The world’s largest amphibian—the Chinese giant salamander (Andrias davidianus, pictured)—should be split into at least five species, all of which are critically endangered in the wild, according to a new study. What’s more, say the authors, current conservation practices could be causing these genetically distinct species to crossbreed with one another, effectively fusing them into a single species.
The salamanders, which can grow up to 2 meters in length, were once common in rivers across southeastern China. But today, most are found in commercial farms, which breed the giant amphibians to satisfy growing demand from the luxury food market. In an effort to augment wild populations, the Chinese government encourages the release of farm-raised individuals. But it’s not clear whether those individuals are genetically equivalent to wild salamanders.
To figure that out, scientists analyzed DNA from 70 wild-caught salamanders and 1034 farm-raised individuals. The team found that wild individuals could be separated into five highly distinct genetic groups, which split off from one another 5 million to 10 million years ago. In comparison, farm-raised salamanders exhibited extensive genetic mixing, the team reports today in Current Biology. That means that any release of farm-raised salamanders risks muddying the genetic waters, potentially causing a distinct, local salamander species to become extinct through crossbreeding with salamanders carrying the genetics of other species.

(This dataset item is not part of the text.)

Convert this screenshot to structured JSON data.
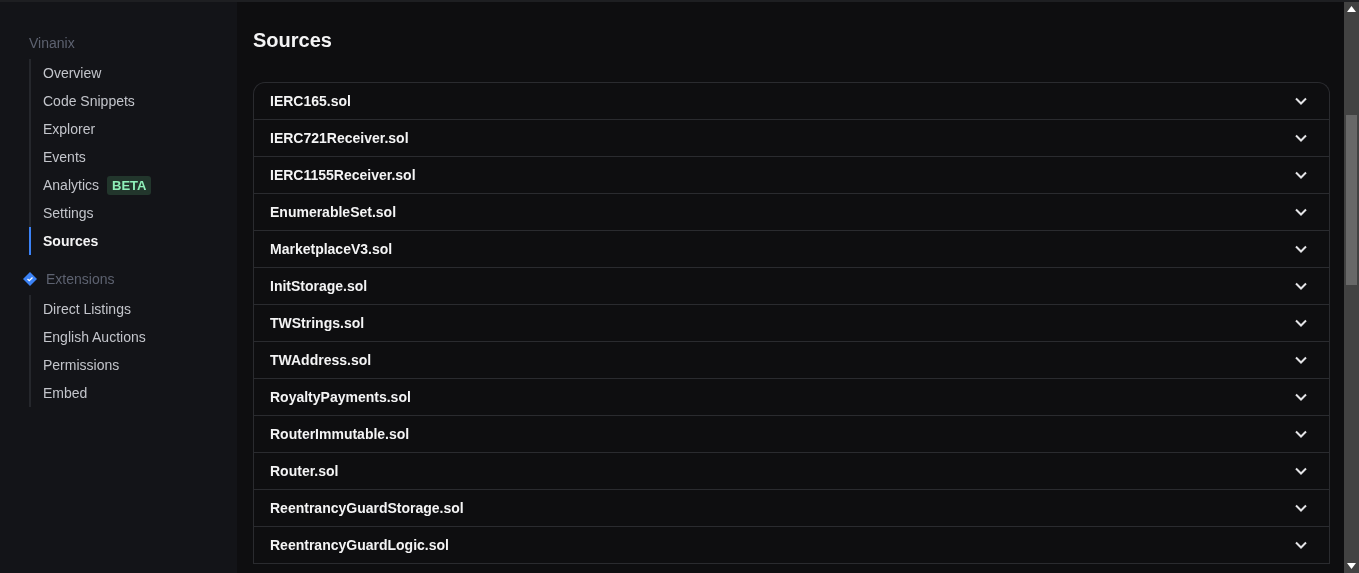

It also means that if the wild populations go extinct, the world will not only lose one species of giant salamander, but all five. Many salamanders that remain in farms will be an amalgamation of those species.